"Lithium remains one of our leaders because of its platform and technology, but also because of its knowledge and understanding of what makes for a successful community and how that ties back to the business," explains Matthew Lees, vice president and analyst for the Patricia Seybold Group.
Spun out of Gamers.com in 2001, the venture-capital-backed company's first client was Dell-no one's idea of an easy account to land. Since then, the company's added more than 125 customers, including Comcast, Nintendo, and Sprint. Defying the recession, Lithium has exploded to approximately 115 employees and at press time was actively looking to fill 15 open positions. The company also recently acquired Keibi Technologies, a provider of moderation platforms.
All that speed comes at a price, and Lithium gets dinged for lacking a strong long-term vision. Lees believes the hiring of Sanjay Dholakia as chief marketing officer is a huge step in the right direction. "Lithium didn't have a chief marketing person for a while, which, as an analyst, was a concern for me about the company," he says. "Lithium has always been strong on the product-and-services side, but didn't have that strategic visionary marketing person until Sanjay came on. He has stepped in very well."
In order to compete with other community platforms, including Jive Software and Telligent, Lees says Lithium must continue to expand its partner network, which already includes Omniture and RightNow Technologies. "Lithium will need more business partnerships, so choosing good agencies that have relationships with major brands can get Lithium in the door, whereas the vendor by itself would have had a harder time doing so."
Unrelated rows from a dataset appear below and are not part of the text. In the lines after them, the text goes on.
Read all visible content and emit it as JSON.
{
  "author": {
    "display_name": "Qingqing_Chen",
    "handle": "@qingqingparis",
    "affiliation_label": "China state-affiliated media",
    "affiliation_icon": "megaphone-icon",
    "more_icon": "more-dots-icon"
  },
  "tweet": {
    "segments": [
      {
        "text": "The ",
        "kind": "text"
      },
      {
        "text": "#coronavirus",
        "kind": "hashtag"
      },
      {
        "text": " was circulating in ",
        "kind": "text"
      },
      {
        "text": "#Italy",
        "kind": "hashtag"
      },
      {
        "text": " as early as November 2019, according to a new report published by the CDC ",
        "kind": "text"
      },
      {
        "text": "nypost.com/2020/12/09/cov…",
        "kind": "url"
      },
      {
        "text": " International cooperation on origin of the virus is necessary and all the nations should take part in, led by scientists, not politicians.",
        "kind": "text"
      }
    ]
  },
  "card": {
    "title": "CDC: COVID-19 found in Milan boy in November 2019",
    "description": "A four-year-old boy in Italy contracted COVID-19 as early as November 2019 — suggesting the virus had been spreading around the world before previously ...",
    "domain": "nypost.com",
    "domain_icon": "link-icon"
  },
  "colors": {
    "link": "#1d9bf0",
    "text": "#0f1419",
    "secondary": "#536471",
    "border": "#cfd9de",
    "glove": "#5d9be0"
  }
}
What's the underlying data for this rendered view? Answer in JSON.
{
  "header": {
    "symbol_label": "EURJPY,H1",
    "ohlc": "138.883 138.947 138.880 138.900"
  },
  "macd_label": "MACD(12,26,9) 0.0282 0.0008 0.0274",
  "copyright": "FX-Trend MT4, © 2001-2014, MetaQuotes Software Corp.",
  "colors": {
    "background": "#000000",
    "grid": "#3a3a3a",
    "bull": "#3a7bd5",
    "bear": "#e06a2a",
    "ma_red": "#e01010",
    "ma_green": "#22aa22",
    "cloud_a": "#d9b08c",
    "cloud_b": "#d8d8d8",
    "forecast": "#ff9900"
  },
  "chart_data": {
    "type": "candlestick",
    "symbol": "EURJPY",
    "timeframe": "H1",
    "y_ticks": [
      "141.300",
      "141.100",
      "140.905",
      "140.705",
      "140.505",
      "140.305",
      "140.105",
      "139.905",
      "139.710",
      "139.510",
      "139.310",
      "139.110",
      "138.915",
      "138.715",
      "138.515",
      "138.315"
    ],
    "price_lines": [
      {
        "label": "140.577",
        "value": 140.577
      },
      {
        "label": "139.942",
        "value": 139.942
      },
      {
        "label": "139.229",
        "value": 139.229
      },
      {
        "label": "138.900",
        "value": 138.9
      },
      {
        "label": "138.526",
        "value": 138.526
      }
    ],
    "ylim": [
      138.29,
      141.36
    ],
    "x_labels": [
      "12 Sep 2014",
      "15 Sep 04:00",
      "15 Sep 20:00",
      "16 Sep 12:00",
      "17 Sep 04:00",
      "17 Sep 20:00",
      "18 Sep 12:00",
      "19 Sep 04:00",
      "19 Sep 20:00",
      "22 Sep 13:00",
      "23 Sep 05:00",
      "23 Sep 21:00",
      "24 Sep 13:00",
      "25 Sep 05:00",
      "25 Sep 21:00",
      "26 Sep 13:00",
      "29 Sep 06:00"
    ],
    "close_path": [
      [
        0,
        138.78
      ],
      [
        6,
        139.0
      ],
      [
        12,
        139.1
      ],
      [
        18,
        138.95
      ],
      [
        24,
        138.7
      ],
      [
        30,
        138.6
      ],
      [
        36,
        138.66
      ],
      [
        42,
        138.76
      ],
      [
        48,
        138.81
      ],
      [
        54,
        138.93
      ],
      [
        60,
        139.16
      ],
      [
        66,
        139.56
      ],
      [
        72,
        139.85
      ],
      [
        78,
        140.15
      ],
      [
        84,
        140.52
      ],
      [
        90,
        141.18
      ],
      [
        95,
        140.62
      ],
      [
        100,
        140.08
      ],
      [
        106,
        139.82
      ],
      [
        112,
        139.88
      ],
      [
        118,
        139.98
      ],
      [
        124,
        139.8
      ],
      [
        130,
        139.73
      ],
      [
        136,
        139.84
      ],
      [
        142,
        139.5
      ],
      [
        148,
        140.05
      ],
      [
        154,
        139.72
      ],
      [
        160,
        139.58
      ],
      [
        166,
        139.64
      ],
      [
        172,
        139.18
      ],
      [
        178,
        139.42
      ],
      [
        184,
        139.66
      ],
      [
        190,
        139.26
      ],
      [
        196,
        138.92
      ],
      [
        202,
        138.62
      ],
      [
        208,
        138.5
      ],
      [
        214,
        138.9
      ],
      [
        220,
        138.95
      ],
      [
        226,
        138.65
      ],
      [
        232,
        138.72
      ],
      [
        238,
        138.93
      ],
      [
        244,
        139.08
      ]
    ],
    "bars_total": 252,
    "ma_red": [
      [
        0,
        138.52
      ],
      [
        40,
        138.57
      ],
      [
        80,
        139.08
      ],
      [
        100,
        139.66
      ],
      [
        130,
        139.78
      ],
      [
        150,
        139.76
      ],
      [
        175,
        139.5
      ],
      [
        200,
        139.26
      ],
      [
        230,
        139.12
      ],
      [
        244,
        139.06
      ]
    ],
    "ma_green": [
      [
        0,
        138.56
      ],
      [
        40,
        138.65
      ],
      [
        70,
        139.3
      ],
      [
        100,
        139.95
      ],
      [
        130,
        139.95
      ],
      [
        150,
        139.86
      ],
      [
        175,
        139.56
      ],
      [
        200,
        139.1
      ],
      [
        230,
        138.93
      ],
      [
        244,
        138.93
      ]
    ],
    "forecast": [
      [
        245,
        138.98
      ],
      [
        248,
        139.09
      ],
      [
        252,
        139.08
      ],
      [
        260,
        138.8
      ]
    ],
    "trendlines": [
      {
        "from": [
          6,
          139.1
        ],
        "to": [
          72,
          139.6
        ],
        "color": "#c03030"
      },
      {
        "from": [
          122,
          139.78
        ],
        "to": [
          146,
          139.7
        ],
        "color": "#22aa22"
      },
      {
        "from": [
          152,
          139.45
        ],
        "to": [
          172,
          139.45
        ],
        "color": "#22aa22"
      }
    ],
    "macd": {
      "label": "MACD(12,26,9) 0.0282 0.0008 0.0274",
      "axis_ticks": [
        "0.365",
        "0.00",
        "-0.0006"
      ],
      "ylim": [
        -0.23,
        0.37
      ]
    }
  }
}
So it'll take a community effort, then? Lithium should be OK with that.